* _Problem to solve_: Read through the lines below and copy the ones holding the string "created".

* _Data about app and page elements_:
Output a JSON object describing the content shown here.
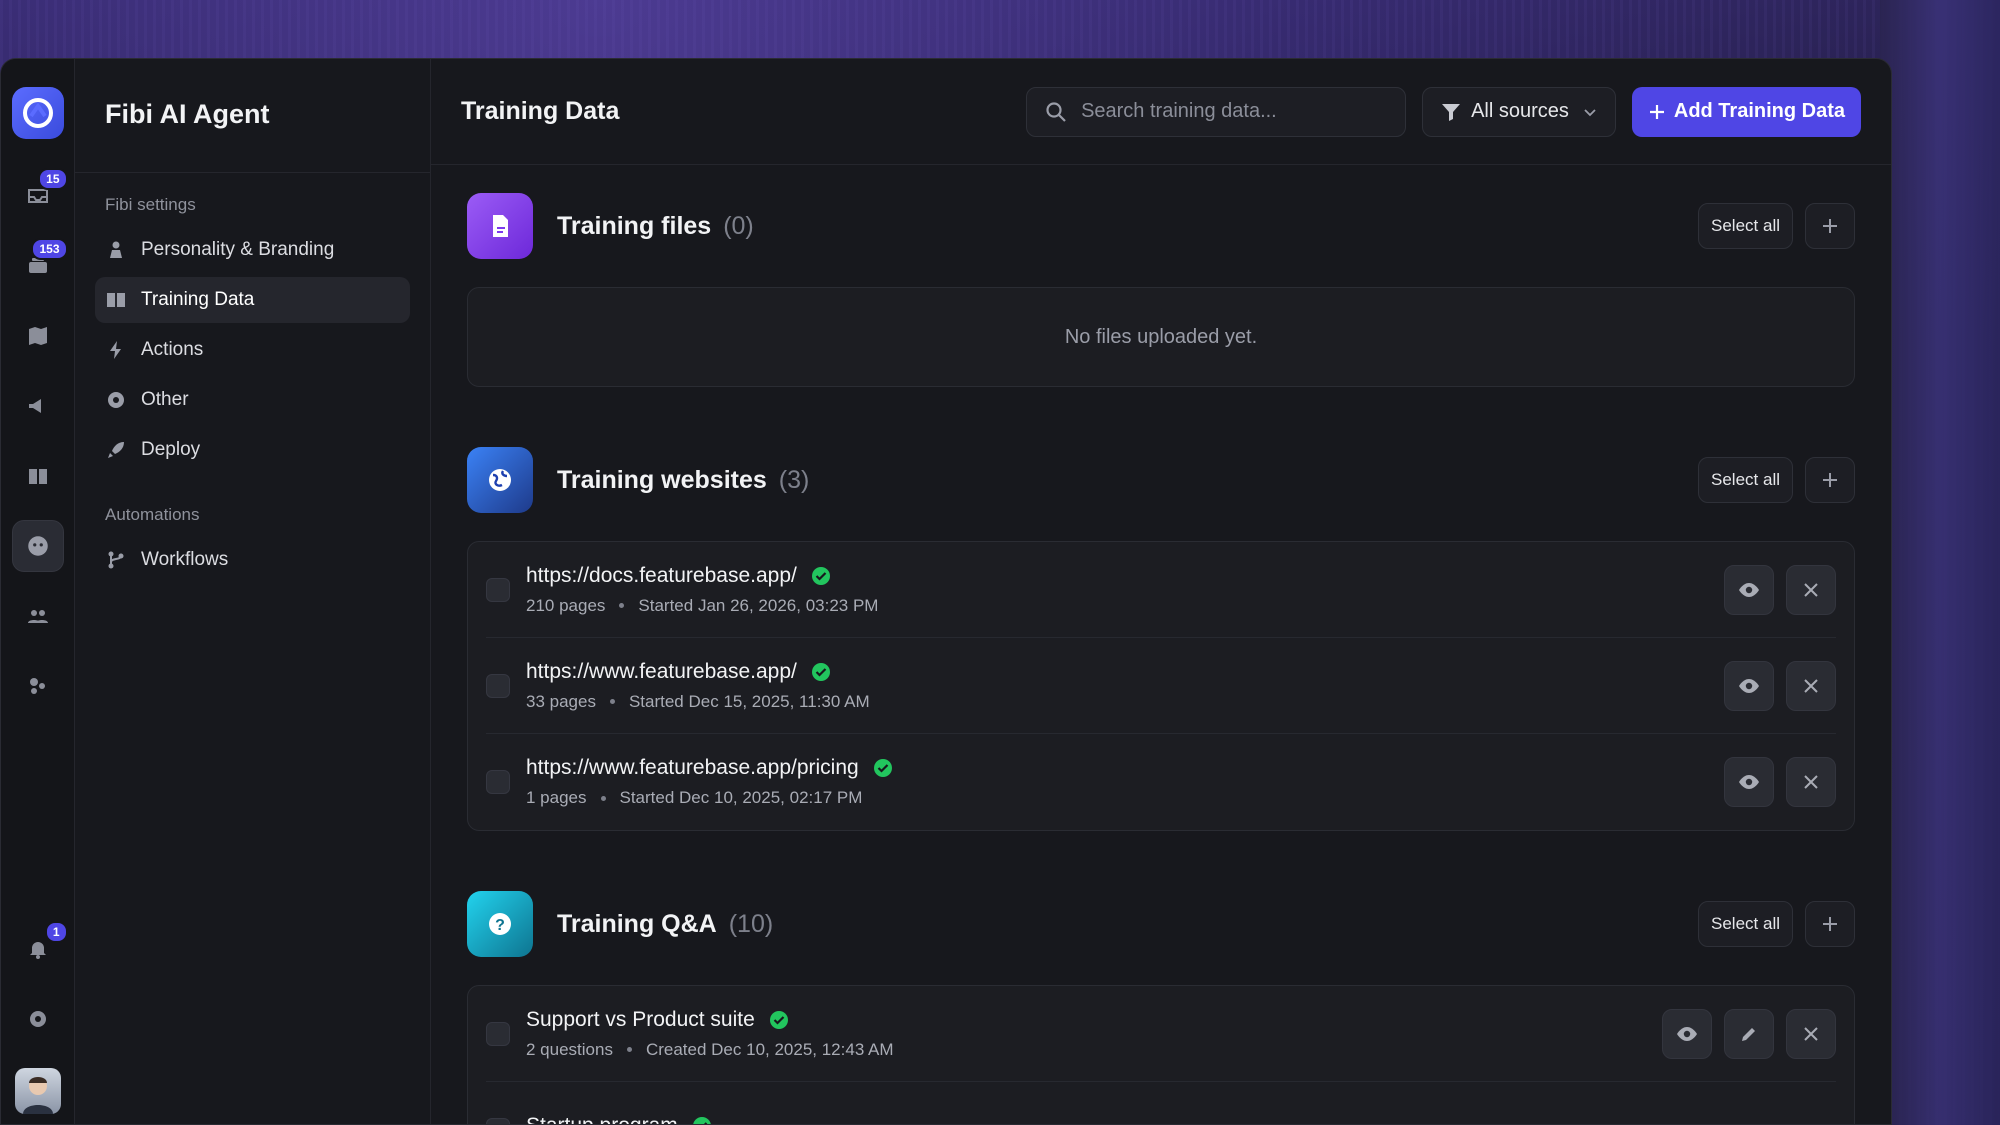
{
  "rail": {
    "badges": {
      "inbox": "15",
      "messages": "153",
      "notifications": "1"
    }
  },
  "sidebar": {
    "title": "Fibi AI Agent",
    "sections": [
      {
        "title": "Fibi settings",
        "items": [
          "Personality & Branding",
          "Training Data",
          "Actions",
          "Other",
          "Deploy"
        ]
      },
      {
        "title": "Automations",
        "items": [
          "Workflows"
        ]
      }
    ],
    "active_item": "Training Data"
  },
  "topbar": {
    "title": "Training Data",
    "search_placeholder": "Search training data...",
    "filter_label": "All sources",
    "add_label": "Add Training Data"
  },
  "files": {
    "title": "Training files",
    "count": "(0)",
    "select_all": "Select all",
    "empty": "No files uploaded yet."
  },
  "websites": {
    "title": "Training websites",
    "count": "(3)",
    "select_all": "Select all",
    "rows": [
      {
        "url": "https://docs.featurebase.app/",
        "pages": "210 pages",
        "started": "Started Jan 26, 2026, 03:23 PM"
      },
      {
        "url": "https://www.featurebase.app/",
        "pages": "33 pages",
        "started": "Started Dec 15, 2025, 11:30 AM"
      },
      {
        "url": "https://www.featurebase.app/pricing",
        "pages": "1 pages",
        "started": "Started Dec 10, 2025, 02:17 PM"
      }
    ]
  },
  "qa": {
    "title": "Training Q&A",
    "count": "(10)",
    "select_all": "Select all",
    "rows": [
      {
        "title": "Support vs Product suite",
        "questions": "2 questions",
        "created": "Created Dec 10, 2025, 12:43 AM"
      },
      {
        "title": "Startup program",
        "questions": "",
        "created": ""
      }
    ]
  },
  "colors": {
    "accent": "#4f46e5",
    "success": "#22c55e"
  }
}
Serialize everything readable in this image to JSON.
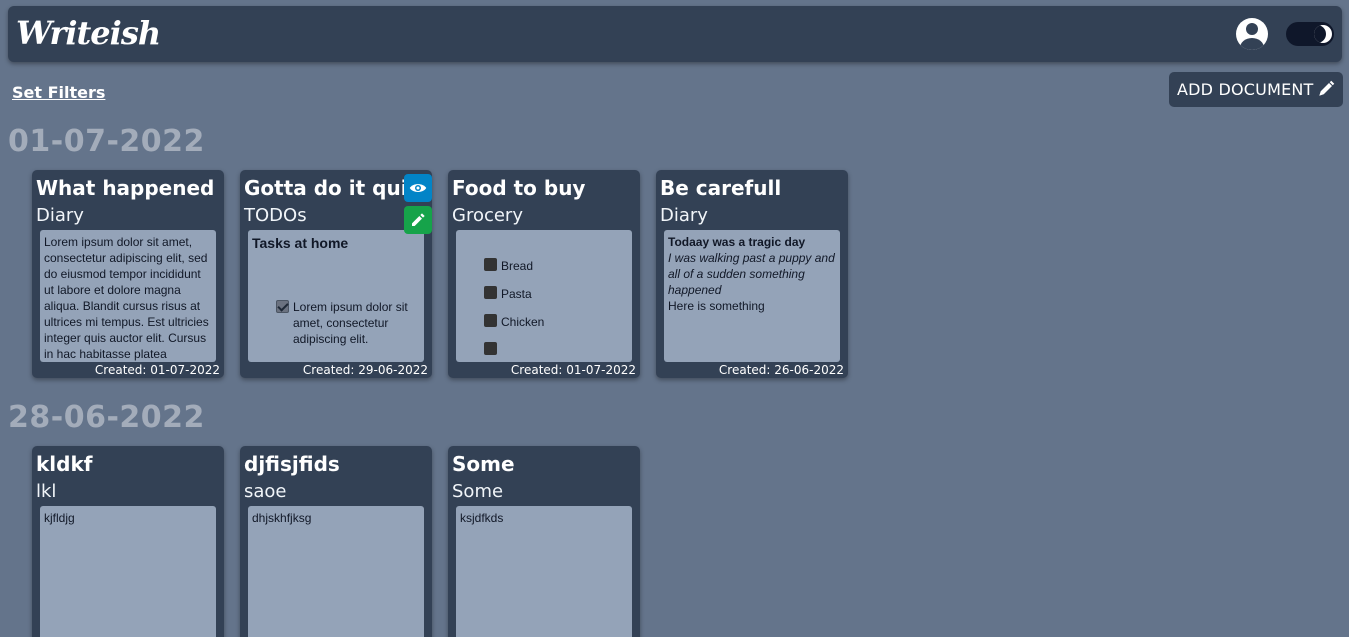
{
  "navbar": {
    "brand": "Writeish",
    "user_icon": "user-circle-icon",
    "theme_icon": "moon-icon"
  },
  "toolbar": {
    "set_filters": "Set Filters",
    "add_document": "ADD DOCUMENT",
    "add_document_icon": "pen-icon"
  },
  "groups": [
    {
      "date": "01-07-2022",
      "cards": [
        {
          "title": "What happened",
          "category": "Diary",
          "preview_text": "Lorem ipsum dolor sit amet, consectetur adipiscing elit, sed do eiusmod tempor incididunt ut labore et dolore magna aliqua. Blandit cursus risus at ultrices mi tempus. Est ultricies integer quis auctor elit. Cursus in hac habitasse platea",
          "created": "Created: 01-07-2022"
        },
        {
          "title": "Gotta do it quick",
          "category": "TODOs",
          "preview_title": "Tasks at home",
          "todo_item": "Lorem ipsum dolor sit amet, consectetur adipiscing elit.",
          "todo_checked": true,
          "created": "Created: 29-06-2022"
        },
        {
          "title": "Food to buy",
          "category": "Grocery",
          "items": [
            "Bread",
            "Pasta",
            "Chicken"
          ],
          "created": "Created: 01-07-2022"
        },
        {
          "title": "Be carefull",
          "category": "Diary",
          "preview_title": "Todaay was a tragic day",
          "preview_italic": "I was walking past a puppy and all of a sudden something happened",
          "preview_text": "Here is something",
          "created": "Created: 26-06-2022"
        }
      ]
    },
    {
      "date": "28-06-2022",
      "cards": [
        {
          "title": "kldkf",
          "category": "lkl",
          "preview_text": "kjfldjg"
        },
        {
          "title": "djfisjfids",
          "category": "saoe",
          "preview_text": "dhjskhfjksg"
        },
        {
          "title": "Some",
          "category": "Some",
          "preview_text": "ksjdfkds"
        }
      ]
    }
  ],
  "card_actions": {
    "view_icon": "eye-icon",
    "edit_icon": "pencil-icon",
    "view_color": "#0284c7",
    "edit_color": "#16a34a"
  },
  "colors": {
    "background": "#64748b",
    "surface": "#334155",
    "preview": "#94a3b8",
    "date_header": "#a3acba"
  }
}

* _Answer to the exercise_:
        "created": "Created Dec 10, 2025, 12:43 AM"
        "created": ""
          "created": "Created: 01-07-2022"
          "created": "Created: 29-06-2022"
          "created": "Created: 01-07-2022"
          "created": "Created: 26-06-2022"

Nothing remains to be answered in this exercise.